## Exercise brief:
Search the records below for the string "Import" and copy each line where it turns up.

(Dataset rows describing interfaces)
⁂

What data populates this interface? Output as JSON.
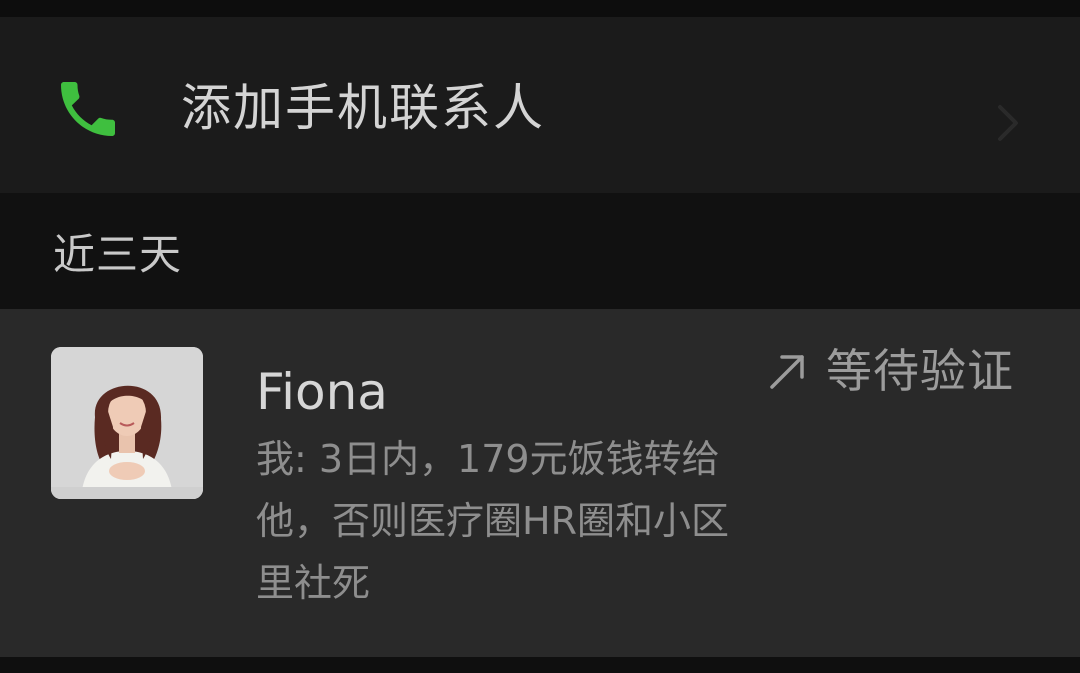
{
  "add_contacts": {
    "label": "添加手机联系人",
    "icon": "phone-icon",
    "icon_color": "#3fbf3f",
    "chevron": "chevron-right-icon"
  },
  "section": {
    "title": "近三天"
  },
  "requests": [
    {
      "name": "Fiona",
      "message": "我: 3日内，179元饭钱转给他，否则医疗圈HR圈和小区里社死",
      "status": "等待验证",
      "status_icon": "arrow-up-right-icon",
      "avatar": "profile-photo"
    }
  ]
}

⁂

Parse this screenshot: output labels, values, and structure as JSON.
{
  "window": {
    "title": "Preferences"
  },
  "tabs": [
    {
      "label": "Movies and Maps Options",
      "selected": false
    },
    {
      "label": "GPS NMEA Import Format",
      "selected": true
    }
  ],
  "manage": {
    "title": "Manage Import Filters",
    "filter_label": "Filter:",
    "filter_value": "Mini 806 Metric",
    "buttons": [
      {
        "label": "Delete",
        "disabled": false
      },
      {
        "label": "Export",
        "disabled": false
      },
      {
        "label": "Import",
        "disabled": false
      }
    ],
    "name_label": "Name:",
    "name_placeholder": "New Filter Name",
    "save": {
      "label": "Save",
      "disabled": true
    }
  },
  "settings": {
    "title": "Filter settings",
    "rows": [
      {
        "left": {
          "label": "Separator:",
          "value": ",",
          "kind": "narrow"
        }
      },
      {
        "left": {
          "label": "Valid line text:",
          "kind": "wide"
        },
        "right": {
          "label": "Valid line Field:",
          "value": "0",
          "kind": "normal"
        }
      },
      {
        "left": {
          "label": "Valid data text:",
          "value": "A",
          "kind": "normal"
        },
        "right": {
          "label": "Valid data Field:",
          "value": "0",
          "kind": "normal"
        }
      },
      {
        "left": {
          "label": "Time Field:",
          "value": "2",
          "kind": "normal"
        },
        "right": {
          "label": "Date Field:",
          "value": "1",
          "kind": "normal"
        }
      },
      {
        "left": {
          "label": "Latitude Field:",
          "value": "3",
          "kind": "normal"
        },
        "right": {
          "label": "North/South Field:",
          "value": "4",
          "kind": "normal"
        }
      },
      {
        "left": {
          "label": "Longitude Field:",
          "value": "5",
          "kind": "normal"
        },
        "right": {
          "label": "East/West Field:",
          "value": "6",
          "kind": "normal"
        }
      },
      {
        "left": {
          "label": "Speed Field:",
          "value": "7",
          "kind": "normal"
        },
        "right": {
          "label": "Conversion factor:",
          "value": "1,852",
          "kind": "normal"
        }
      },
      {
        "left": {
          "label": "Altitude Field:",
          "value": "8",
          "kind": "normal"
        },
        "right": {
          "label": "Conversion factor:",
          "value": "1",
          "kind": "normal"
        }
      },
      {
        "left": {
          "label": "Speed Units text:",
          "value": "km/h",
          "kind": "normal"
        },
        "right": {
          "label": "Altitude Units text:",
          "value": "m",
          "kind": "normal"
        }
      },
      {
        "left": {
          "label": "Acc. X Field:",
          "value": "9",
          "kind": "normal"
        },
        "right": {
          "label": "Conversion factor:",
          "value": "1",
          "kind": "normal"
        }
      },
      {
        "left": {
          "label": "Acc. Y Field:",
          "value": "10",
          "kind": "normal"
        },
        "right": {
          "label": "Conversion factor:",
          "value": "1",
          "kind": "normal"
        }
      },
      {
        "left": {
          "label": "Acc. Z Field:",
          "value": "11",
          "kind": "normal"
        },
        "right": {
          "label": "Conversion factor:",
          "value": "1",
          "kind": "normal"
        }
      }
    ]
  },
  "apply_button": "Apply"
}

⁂

## Task result:
      "label": "GPS NMEA Import Format",
    "title": "Manage Import Filters",
        "label": "Import",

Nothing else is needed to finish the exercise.